The risk of suffering a car accident in Tacoma is ever-present. However, most people do not allow this to deter them from driving on the area’s roads and highways due to the assumption that other drivers are as responsible with their vehicles as they are. 

Yet responsibility for the operation of a vehicle does not apply only when one drives it; it also encompasses cases where an owner loans it to another. When one does not take that responsibility seriously, they may open themselves up to liability claims. 

Defining “negligent entrustment”  

The legal principle of negligent entrustment assigns liability to any person who entrusts another with a potentially dangerous instrument or chattel when evidence exists that the entrusted person may be incapable of using it safely. This adds an additional layer of accountability to vehicle owners to be more cognizant not just of who they allow to use their vehicles, but also their duty to help ensure the safety of other motorists. 

Indeed, legal officials assume the law implies the theory of negligent entrustment. Local state court rulings confirm as much in statements such as the following: “We consider it not only common sense, but common law and justice, that one cannot let or loan to another, knowing that other to be reckless and incompetent, and in such a condition that he would be reckless and incompetent, an instrumentality which may be a very dangerous one in charge of such a person.”

Exceptions to negligent entrustment 

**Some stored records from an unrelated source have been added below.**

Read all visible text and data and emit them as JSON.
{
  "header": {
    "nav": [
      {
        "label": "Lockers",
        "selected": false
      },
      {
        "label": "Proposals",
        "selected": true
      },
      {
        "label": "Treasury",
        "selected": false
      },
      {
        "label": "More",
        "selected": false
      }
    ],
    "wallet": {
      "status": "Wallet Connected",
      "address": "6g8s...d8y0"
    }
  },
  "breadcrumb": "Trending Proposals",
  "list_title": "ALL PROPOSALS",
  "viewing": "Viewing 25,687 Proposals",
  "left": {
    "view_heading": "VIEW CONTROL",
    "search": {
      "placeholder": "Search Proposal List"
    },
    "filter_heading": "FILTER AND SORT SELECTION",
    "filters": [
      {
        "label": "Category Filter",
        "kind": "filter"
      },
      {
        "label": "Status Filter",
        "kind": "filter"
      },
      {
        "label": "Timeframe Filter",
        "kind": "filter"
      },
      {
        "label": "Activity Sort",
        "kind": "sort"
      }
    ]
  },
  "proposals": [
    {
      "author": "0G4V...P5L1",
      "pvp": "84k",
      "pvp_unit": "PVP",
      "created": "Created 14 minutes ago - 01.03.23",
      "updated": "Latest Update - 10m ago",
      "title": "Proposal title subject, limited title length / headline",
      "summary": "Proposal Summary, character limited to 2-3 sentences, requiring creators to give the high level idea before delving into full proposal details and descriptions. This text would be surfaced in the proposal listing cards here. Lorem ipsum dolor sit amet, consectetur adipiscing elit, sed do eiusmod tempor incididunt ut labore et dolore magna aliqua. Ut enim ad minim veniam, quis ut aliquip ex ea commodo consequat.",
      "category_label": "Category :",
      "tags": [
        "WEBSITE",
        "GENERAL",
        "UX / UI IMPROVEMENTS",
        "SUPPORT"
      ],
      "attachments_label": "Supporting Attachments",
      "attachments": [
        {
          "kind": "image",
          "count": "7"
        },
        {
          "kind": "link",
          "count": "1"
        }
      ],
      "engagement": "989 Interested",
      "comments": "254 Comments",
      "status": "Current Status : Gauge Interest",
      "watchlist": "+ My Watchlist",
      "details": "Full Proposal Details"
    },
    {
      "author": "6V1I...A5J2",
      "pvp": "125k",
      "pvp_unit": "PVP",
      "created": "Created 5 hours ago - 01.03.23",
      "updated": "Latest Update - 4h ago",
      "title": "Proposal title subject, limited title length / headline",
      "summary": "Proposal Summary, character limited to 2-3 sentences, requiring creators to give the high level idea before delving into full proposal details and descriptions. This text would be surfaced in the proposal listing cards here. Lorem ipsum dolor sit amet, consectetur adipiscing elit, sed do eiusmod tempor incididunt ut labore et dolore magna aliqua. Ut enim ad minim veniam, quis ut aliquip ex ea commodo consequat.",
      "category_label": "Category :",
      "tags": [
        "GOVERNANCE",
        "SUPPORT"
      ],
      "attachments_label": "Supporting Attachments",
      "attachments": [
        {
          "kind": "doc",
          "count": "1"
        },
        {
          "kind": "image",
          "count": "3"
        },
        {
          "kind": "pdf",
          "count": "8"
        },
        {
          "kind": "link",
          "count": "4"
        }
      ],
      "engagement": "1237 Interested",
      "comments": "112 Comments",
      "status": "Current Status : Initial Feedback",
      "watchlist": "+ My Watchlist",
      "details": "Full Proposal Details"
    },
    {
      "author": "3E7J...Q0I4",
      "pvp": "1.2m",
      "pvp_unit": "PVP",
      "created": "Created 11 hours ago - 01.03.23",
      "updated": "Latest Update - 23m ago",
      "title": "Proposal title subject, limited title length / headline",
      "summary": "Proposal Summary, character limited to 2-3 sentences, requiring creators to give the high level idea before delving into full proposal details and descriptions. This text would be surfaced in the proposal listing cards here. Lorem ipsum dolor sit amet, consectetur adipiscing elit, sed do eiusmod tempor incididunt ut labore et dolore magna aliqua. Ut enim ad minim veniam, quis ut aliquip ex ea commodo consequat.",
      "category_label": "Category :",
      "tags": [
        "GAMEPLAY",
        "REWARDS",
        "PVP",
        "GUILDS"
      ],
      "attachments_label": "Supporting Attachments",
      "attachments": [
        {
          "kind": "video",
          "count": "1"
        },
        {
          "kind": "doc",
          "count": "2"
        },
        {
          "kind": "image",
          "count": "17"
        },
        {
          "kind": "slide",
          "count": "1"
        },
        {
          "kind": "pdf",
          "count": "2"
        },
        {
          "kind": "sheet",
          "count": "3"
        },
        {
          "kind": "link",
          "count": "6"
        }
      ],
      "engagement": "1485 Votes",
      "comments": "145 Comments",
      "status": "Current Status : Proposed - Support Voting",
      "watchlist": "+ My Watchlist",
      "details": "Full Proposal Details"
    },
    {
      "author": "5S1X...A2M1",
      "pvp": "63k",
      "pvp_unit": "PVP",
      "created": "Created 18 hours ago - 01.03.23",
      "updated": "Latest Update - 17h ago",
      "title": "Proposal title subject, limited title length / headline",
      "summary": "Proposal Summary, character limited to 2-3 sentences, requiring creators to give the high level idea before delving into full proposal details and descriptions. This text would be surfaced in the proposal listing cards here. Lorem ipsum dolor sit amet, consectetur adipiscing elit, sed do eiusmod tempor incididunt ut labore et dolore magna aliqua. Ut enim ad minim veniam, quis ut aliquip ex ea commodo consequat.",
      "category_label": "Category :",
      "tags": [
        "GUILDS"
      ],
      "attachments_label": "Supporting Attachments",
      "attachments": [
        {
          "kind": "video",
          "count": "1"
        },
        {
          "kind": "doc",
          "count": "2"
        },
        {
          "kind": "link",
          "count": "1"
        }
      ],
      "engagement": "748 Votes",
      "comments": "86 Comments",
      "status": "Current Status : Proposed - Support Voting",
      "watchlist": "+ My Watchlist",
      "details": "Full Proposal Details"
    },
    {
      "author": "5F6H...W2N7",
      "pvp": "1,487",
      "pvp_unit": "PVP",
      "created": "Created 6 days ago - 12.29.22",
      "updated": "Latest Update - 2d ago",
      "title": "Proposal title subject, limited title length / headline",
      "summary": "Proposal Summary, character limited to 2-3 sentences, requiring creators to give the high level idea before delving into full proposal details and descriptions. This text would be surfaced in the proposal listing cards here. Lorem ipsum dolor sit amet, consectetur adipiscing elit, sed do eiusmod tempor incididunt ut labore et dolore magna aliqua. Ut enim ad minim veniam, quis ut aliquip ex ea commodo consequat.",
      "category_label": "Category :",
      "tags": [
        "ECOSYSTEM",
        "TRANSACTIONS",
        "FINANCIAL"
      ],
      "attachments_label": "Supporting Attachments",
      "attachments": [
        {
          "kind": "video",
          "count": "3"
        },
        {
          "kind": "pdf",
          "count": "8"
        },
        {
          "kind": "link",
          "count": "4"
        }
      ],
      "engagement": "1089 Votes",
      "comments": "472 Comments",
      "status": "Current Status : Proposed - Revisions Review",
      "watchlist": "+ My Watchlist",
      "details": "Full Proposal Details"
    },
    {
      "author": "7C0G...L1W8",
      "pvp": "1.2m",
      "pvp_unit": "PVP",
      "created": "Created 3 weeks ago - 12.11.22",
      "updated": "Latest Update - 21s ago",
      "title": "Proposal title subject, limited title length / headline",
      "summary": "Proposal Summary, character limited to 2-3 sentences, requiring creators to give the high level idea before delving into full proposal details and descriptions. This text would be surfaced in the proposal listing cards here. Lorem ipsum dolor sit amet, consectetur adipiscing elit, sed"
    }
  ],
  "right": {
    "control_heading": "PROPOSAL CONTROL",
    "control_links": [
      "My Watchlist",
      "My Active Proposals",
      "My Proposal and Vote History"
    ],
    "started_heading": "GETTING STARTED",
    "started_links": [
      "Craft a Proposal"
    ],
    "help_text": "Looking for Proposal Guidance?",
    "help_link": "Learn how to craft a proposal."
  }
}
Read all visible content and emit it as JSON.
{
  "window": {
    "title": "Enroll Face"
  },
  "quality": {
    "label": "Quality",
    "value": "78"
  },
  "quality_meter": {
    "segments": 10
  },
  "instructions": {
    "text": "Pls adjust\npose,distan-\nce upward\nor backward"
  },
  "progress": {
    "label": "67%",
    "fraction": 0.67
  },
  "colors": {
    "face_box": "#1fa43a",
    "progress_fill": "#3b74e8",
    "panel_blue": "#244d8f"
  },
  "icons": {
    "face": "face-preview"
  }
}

This statement highlights one of the major exceptions to liability under negligent entrustment: knowledge. A vehicle owner must know (or least evidence must show that they should have known) that the person they entrusted their vehicle with had a poor driving history. A driver also needs the permission of the vehicle owner to use the car for negligent entrustment to apply.